The ISO of the film figures out what you’re ready to photo and how. Since rapid film (ISO 800 or above is a decent broad principle) requires less time to uncover, you can shoot pictures with a lot higher shade speeds than with a more slow film. The final product here will be perfectly clear activity; quick film is magnificent for shooting sports or anything that moves rapidly. At the point when you see a photo of a b-ball player suspended in midair, you can wager that picture was shot on fast film. With a more slow ISO, the player in the image would almost certainly be a major haze. Quicker film additionally requires less light and can be exceptionally valuable in an indoor circumstance where a blaze isn’t fitting.
Lower speed film catches significantly more detail since it has more opportunity to ingest light. It is essential to keep the words “detail” and “foggy” separate here – more “detail” in a photo can be thought of likewise to more “detail” on a superior quality TV – a greater amount of what was initially there will be obvious in the photo. The more extended film can “see” a scene, the better the scene will be spoken to. Lower speed films are extraordinary for pictures like representations where you need to show incredible profundity of field.
Film Speed Experiments to Try
To get a decent handle on how ISO functions and what it does to your pictures, here are two or three things to evaluate whenever you’re arranging a shooting day:
Dispose of your glimmer (on the off chance that you have one) and bring some quick film into a low light condition
Swing by a nearby secondary school, school, or youth baseball match-up and have a go at shooting (with authorization) two moves of film – one moderate (ISO 100) and one quick (ISO 1000) – at that point view how unique the pictures turned out

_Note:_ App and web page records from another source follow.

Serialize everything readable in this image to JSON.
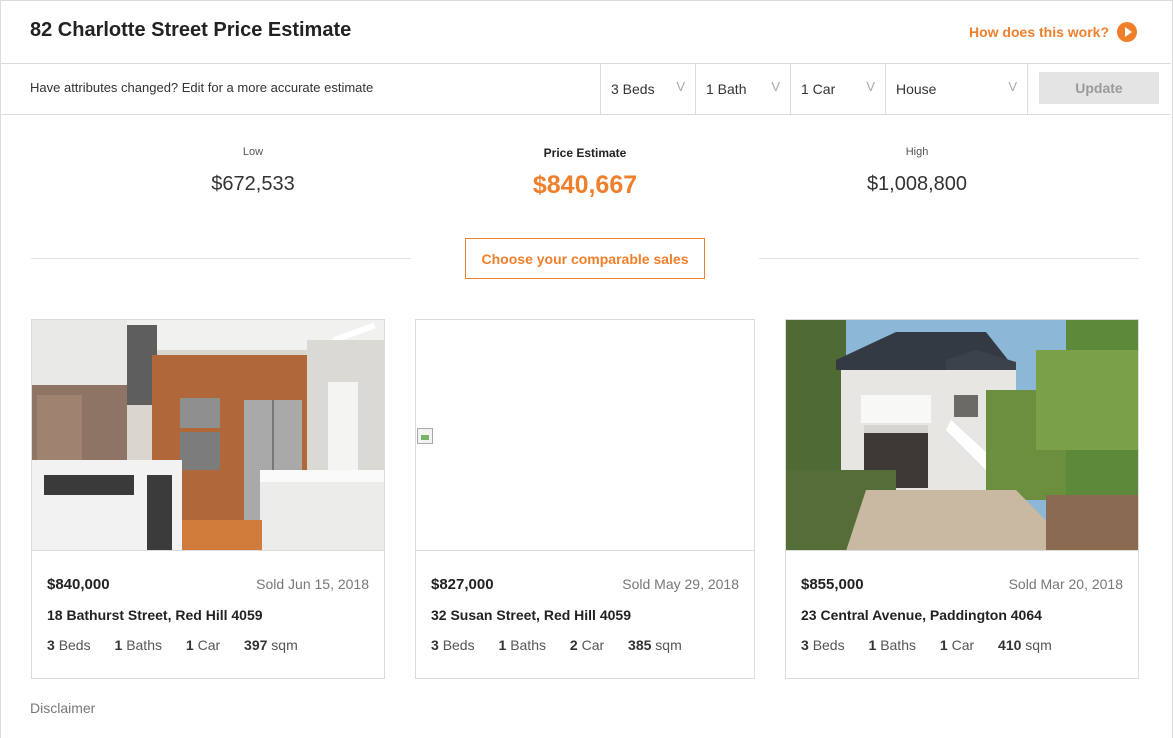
{
  "header": {
    "title": "82 Charlotte Street Price Estimate",
    "how_link": "How does this work?"
  },
  "attributes": {
    "prompt": "Have attributes changed? Edit for a more accurate estimate",
    "beds": "3 Beds",
    "baths": "1 Bath",
    "cars": "1 Car",
    "type": "House",
    "update_label": "Update"
  },
  "estimate": {
    "low_label": "Low",
    "low_value": "$672,533",
    "mid_label": "Price Estimate",
    "mid_value": "$840,667",
    "high_label": "High",
    "high_value": "$1,008,800",
    "accent_color": "#f07f2c"
  },
  "choose_label": "Choose your comparable sales",
  "cards": [
    {
      "price": "$840,000",
      "sold": "Sold Jun 15, 2018",
      "address": "18 Bathurst Street, Red Hill 4059",
      "beds_n": "3",
      "beds_u": "Beds",
      "baths_n": "1",
      "baths_u": "Baths",
      "cars_n": "1",
      "cars_u": "Car",
      "area_n": "397",
      "area_u": "sqm"
    },
    {
      "price": "$827,000",
      "sold": "Sold May 29, 2018",
      "address": "32 Susan Street, Red Hill 4059",
      "beds_n": "3",
      "beds_u": "Beds",
      "baths_n": "1",
      "baths_u": "Baths",
      "cars_n": "2",
      "cars_u": "Car",
      "area_n": "385",
      "area_u": "sqm"
    },
    {
      "price": "$855,000",
      "sold": "Sold Mar 20, 2018",
      "address": "23 Central Avenue, Paddington 4064",
      "beds_n": "3",
      "beds_u": "Beds",
      "baths_n": "1",
      "baths_u": "Baths",
      "cars_n": "1",
      "cars_u": "Car",
      "area_n": "410",
      "area_u": "sqm"
    }
  ],
  "disclaimer": "Disclaimer"
}
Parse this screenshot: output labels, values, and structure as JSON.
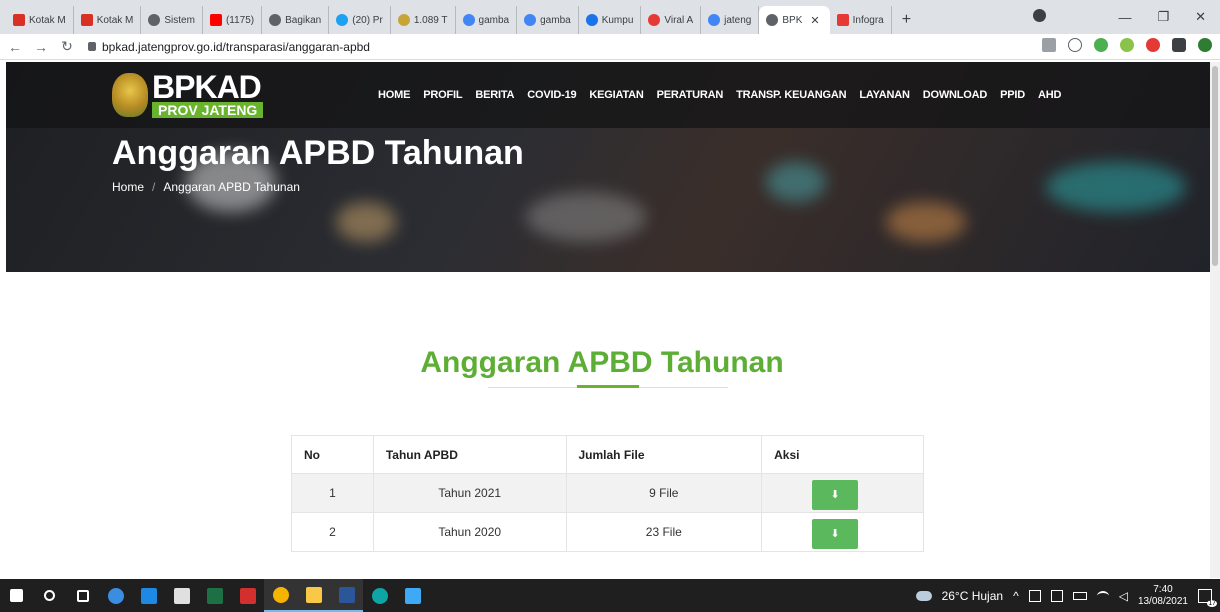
{
  "browser": {
    "tabs": [
      {
        "label": "Kotak M",
        "color": "#d93025"
      },
      {
        "label": "Kotak M",
        "color": "#d93025"
      },
      {
        "label": "Sistem",
        "color": "#5f6368"
      },
      {
        "label": "(1175)",
        "color": "#ff0000"
      },
      {
        "label": "Bagikan",
        "color": "#5f6368"
      },
      {
        "label": "(20) Pr",
        "color": "#1da1f2"
      },
      {
        "label": "1.089 T",
        "color": "#c7a43a"
      },
      {
        "label": "gamba",
        "color": "#4285f4"
      },
      {
        "label": "gamba",
        "color": "#4285f4"
      },
      {
        "label": "Kumpu",
        "color": "#1a73e8"
      },
      {
        "label": "Viral A",
        "color": "#e53935"
      },
      {
        "label": "jateng",
        "color": "#4285f4"
      },
      {
        "label": "BPK",
        "color": "#5f6368",
        "active": true
      },
      {
        "label": "Infogra",
        "color": "#e53935"
      }
    ],
    "url": "bpkad.jatengprov.go.id/transparasi/anggaran-apbd"
  },
  "site": {
    "logo_main": "BPKAD",
    "logo_sub": "PROV JATENG",
    "menu": [
      "HOME",
      "PROFIL",
      "BERITA",
      "COVID-19",
      "KEGIATAN",
      "PERATURAN",
      "TRANSP. KEUANGAN",
      "LAYANAN",
      "DOWNLOAD",
      "PPID",
      "AHD"
    ],
    "hero_title": "Anggaran APBD Tahunan",
    "breadcrumb": {
      "home": "Home",
      "separator": "/",
      "current": "Anggaran APBD Tahunan"
    }
  },
  "main": {
    "section_title": "Anggaran APBD Tahunan",
    "table": {
      "headers": [
        "No",
        "Tahun APBD",
        "Jumlah File",
        "Aksi"
      ],
      "rows": [
        {
          "no": "1",
          "tahun": "Tahun 2021",
          "jumlah": "9 File"
        },
        {
          "no": "2",
          "tahun": "Tahun 2020",
          "jumlah": "23 File"
        }
      ]
    }
  },
  "taskbar": {
    "weather": "26°C Hujan",
    "time": "7:40",
    "date": "13/08/2021",
    "notifications": "17"
  },
  "colors": {
    "accent_green": "#5dae34",
    "button_green": "#5cb85c"
  }
}
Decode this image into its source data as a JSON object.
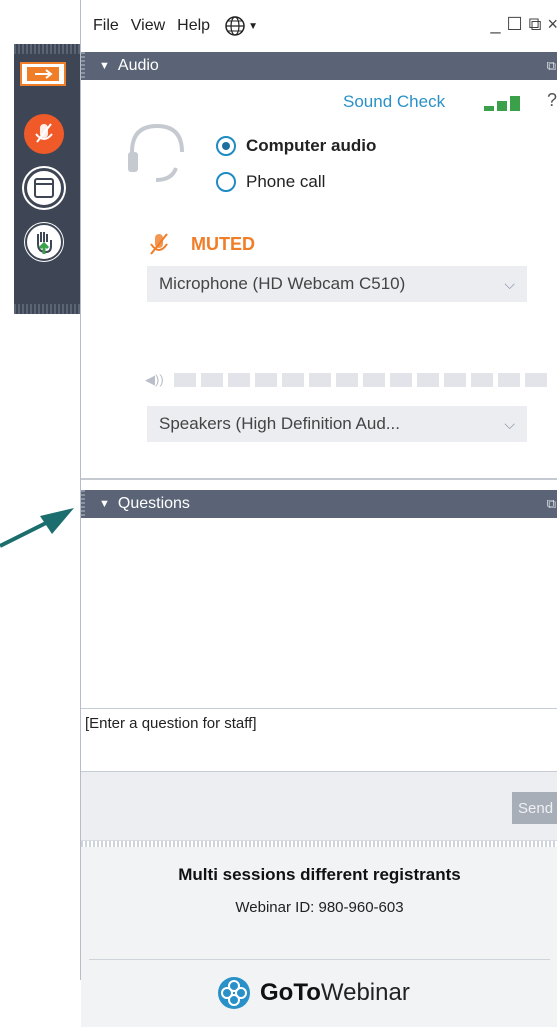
{
  "menu": {
    "file": "File",
    "view": "View",
    "help": "Help"
  },
  "window_controls": {
    "minimize": "_",
    "maximize": "☐",
    "popout": "⧉",
    "close": "×"
  },
  "audio_panel": {
    "title": "Audio",
    "sound_check": "Sound Check",
    "help": "?",
    "options": {
      "computer": "Computer audio",
      "phone": "Phone call",
      "selected": "computer"
    },
    "muted_label": "MUTED",
    "microphone": "Microphone (HD Webcam C510)",
    "speakers": "Speakers (High Definition Aud...",
    "colors": {
      "muted": "#f07d28",
      "link": "#2a91c8",
      "header": "#5a6476"
    }
  },
  "questions_panel": {
    "title": "Questions",
    "input_placeholder": "[Enter a question for staff]",
    "send_label": "Send"
  },
  "footer": {
    "session_title": "Multi sessions different registrants",
    "webinar_id": "Webinar ID: 980-960-603",
    "logo_goto": "GoTo",
    "logo_webinar": "Webinar"
  }
}
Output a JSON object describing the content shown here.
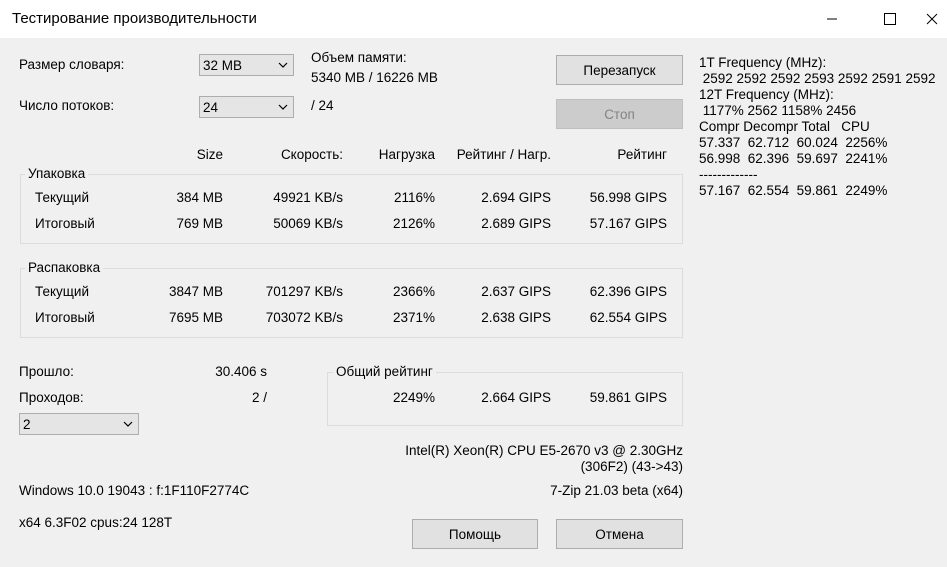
{
  "window": {
    "title": "Тестирование производительности",
    "minimize_icon": "minimize-icon",
    "maximize_icon": "maximize-icon",
    "close_icon": "close-icon"
  },
  "settings": {
    "dict_label": "Размер словаря:",
    "dict_value": "32 MB",
    "threads_label": "Число потоков:",
    "threads_value": "24",
    "threads_total": "/ 24",
    "memory_label": "Объем памяти:",
    "memory_value": "5340 MB / 16226 MB"
  },
  "buttons": {
    "restart": "Перезапуск",
    "stop": "Стоп",
    "help": "Помощь",
    "cancel": "Отмена"
  },
  "columns": [
    "Size",
    "Скорость:",
    "Нагрузка",
    "Рейтинг / Нагр.",
    "Рейтинг"
  ],
  "packing": {
    "label": "Упаковка",
    "rows": [
      {
        "name": "Текущий",
        "size": "384 MB",
        "speed": "49921 KB/s",
        "load": "2116%",
        "rating_per_load": "2.694 GIPS",
        "rating": "56.998 GIPS"
      },
      {
        "name": "Итоговый",
        "size": "769 MB",
        "speed": "50069 KB/s",
        "load": "2126%",
        "rating_per_load": "2.689 GIPS",
        "rating": "57.167 GIPS"
      }
    ]
  },
  "unpacking": {
    "label": "Распаковка",
    "rows": [
      {
        "name": "Текущий",
        "size": "3847 MB",
        "speed": "701297 KB/s",
        "load": "2366%",
        "rating_per_load": "2.637 GIPS",
        "rating": "62.396 GIPS"
      },
      {
        "name": "Итоговый",
        "size": "7695 MB",
        "speed": "703072 KB/s",
        "load": "2371%",
        "rating_per_load": "2.638 GIPS",
        "rating": "62.554 GIPS"
      }
    ]
  },
  "elapsed": {
    "label": "Прошло:",
    "value": "30.406 s"
  },
  "passes": {
    "label": "Проходов:",
    "value": "2 /",
    "combo_value": "2"
  },
  "total": {
    "label": "Общий рейтинг",
    "load": "2249%",
    "rating_per_load": "2.664 GIPS",
    "rating": "59.861 GIPS"
  },
  "cpu": {
    "line1": "Intel(R) Xeon(R) CPU E5-2670 v3 @ 2.30GHz",
    "line2": "(306F2) (43->43)"
  },
  "os": {
    "line1": "Windows 10.0 19043 :  f:1F110F2774C",
    "line2": "x64 6.3F02 cpus:24 128T"
  },
  "version": "7-Zip 21.03 beta (x64)",
  "freq_log": [
    "1T Frequency (MHz):",
    " 2592 2592 2592 2593 2592 2591 2592",
    "12T Frequency (MHz):",
    " 1177% 2562 1158% 2456",
    "Compr Decompr Total   CPU",
    "57.337  62.712  60.024  2256%",
    "56.998  62.396  59.697  2241%",
    "-------------",
    "57.167  62.554  59.861  2249%"
  ]
}
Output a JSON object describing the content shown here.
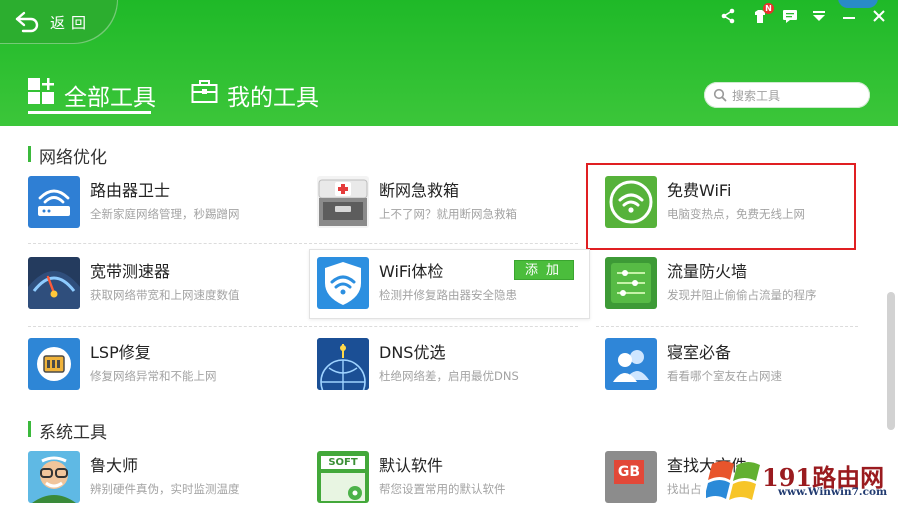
{
  "header": {
    "back_label": "返回",
    "tabs": [
      {
        "label": "全部工具",
        "active": true
      },
      {
        "label": "我的工具",
        "active": false
      }
    ],
    "search": {
      "placeholder": "搜索工具"
    },
    "notification_badge": "N",
    "accent": "#2cb930"
  },
  "sections": [
    {
      "title": "网络优化",
      "tools": [
        {
          "name": "路由器卫士",
          "desc": "全新家庭网络管理，秒踢蹭网",
          "icon": "router-guard-icon"
        },
        {
          "name": "断网急救箱",
          "desc": "上不了网？就用断网急救箱",
          "icon": "first-aid-box-icon"
        },
        {
          "name": "免费WiFi",
          "desc": "电脑变热点，免费无线上网",
          "icon": "free-wifi-icon"
        },
        {
          "name": "宽带测速器",
          "desc": "获取网络带宽和上网速度数值",
          "icon": "speed-gauge-icon"
        },
        {
          "name": "WiFi体检",
          "desc": "检测并修复路由器安全隐患",
          "icon": "wifi-shield-icon",
          "action": "添加"
        },
        {
          "name": "流量防火墙",
          "desc": "发现并阻止偷偷占流量的程序",
          "icon": "traffic-firewall-icon"
        },
        {
          "name": "LSP修复",
          "desc": "修复网络异常和不能上网",
          "icon": "lsp-chip-icon"
        },
        {
          "name": "DNS优选",
          "desc": "杜绝网络差，启用最优DNS",
          "icon": "dns-globe-icon"
        },
        {
          "name": "寝室必备",
          "desc": "看看哪个室友在占网速",
          "icon": "roommates-icon"
        }
      ]
    },
    {
      "title": "系统工具",
      "tools": [
        {
          "name": "鲁大师",
          "desc": "辨别硬件真伪，实时监测温度",
          "icon": "master-lu-icon"
        },
        {
          "name": "默认软件",
          "desc": "帮您设置常用的默认软件",
          "icon": "soft-default-icon",
          "badge": "SOFT"
        },
        {
          "name": "查找大文件",
          "desc": "找出占",
          "icon": "big-file-icon",
          "badge": "GB"
        }
      ]
    }
  ],
  "watermark": {
    "brand": "191路由网",
    "url": "www.Winwin7.com"
  }
}
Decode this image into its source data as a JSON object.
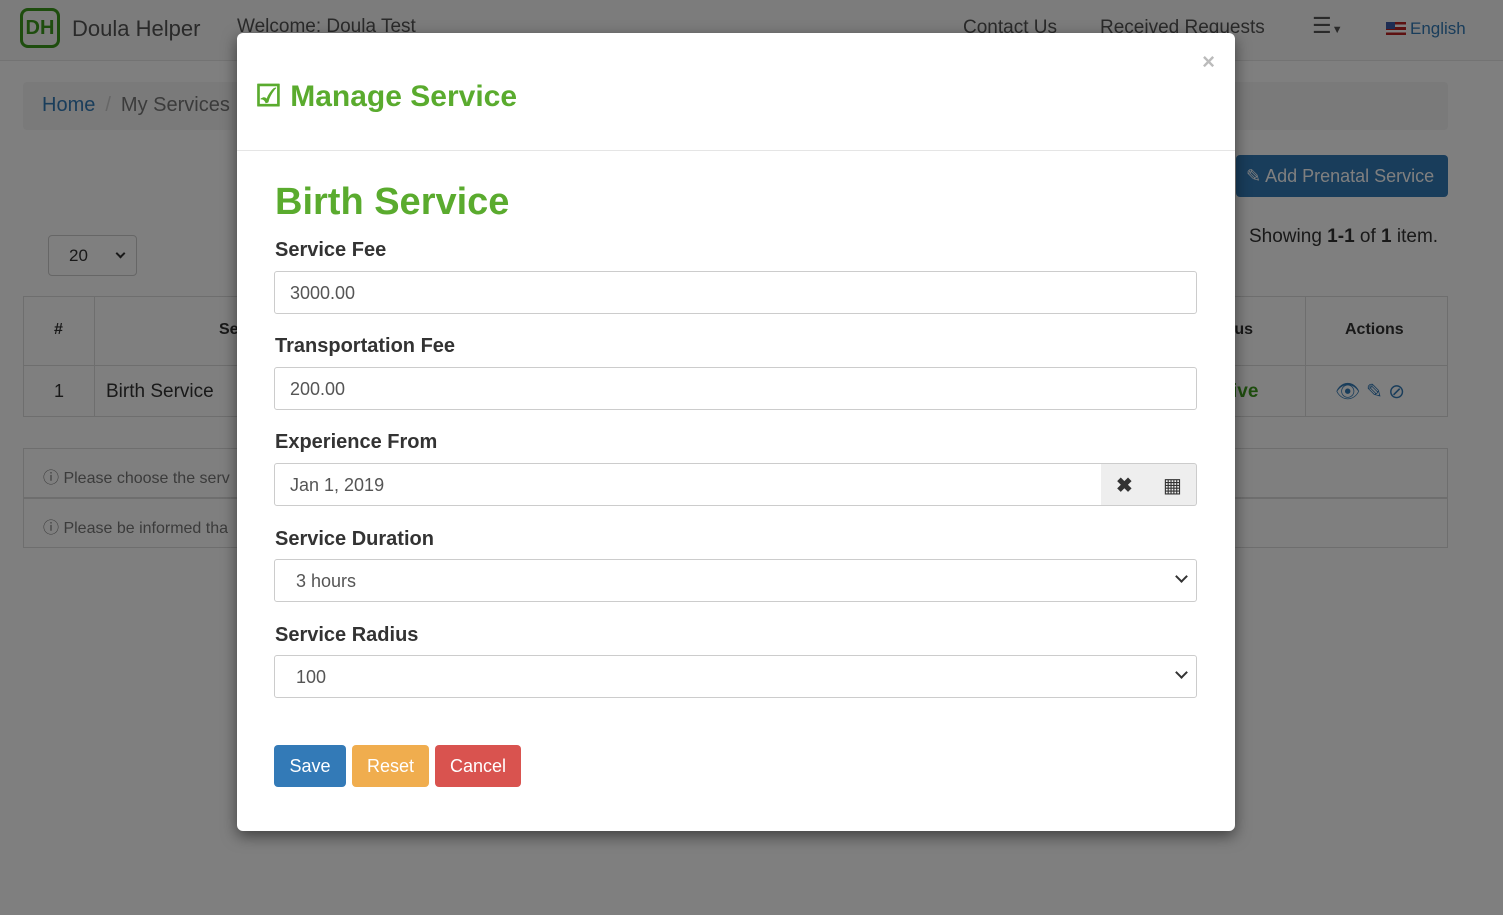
{
  "navbar": {
    "logo": "DH",
    "brand": "Doula Helper",
    "welcome": "Welcome: Doula Test",
    "contact": "Contact Us",
    "requests": "Received Requests",
    "menu_icon": "hamburger-icon",
    "language": "English"
  },
  "breadcrumb": {
    "home": "Home",
    "current": "My Services"
  },
  "page": {
    "add_button": "Add Prenatal Service",
    "showing_prefix": "Showing ",
    "showing_range": "1-1",
    "showing_of": " of ",
    "showing_total": "1",
    "showing_suffix": " item.",
    "page_size": "20"
  },
  "table": {
    "headers": [
      "#",
      "Se",
      "tus",
      "Actions"
    ],
    "row": {
      "num": "1",
      "service": "Birth Service",
      "status": "ive"
    },
    "status_color": "#3c9a1c"
  },
  "notices": [
    "Please choose the serv",
    "Please be informed tha"
  ],
  "modal": {
    "title": "Manage Service",
    "section": "Birth Service",
    "close": "×",
    "fields": {
      "service_fee_label": "Service Fee",
      "service_fee": "3000.00",
      "transport_label": "Transportation Fee",
      "transport": "200.00",
      "experience_label": "Experience From",
      "experience": "Jan 1, 2019",
      "duration_label": "Service Duration",
      "duration": "3 hours",
      "radius_label": "Service Radius",
      "radius": "100"
    },
    "buttons": {
      "save": "Save",
      "reset": "Reset",
      "cancel": "Cancel"
    }
  },
  "colors": {
    "accent": "#5aab2e",
    "primary": "#337ab7",
    "warning": "#f0ad4e",
    "danger": "#d9534f"
  }
}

Film speed is one of those extraordinary things to play with when you’re really OK with your camera and you’re searching for better approaches to challenge your recognitions. Each speed has its qualities and shortcomings so it’s dependent upon you to choose which one works best for you. Presently it’s a great opportunity to take a few photos!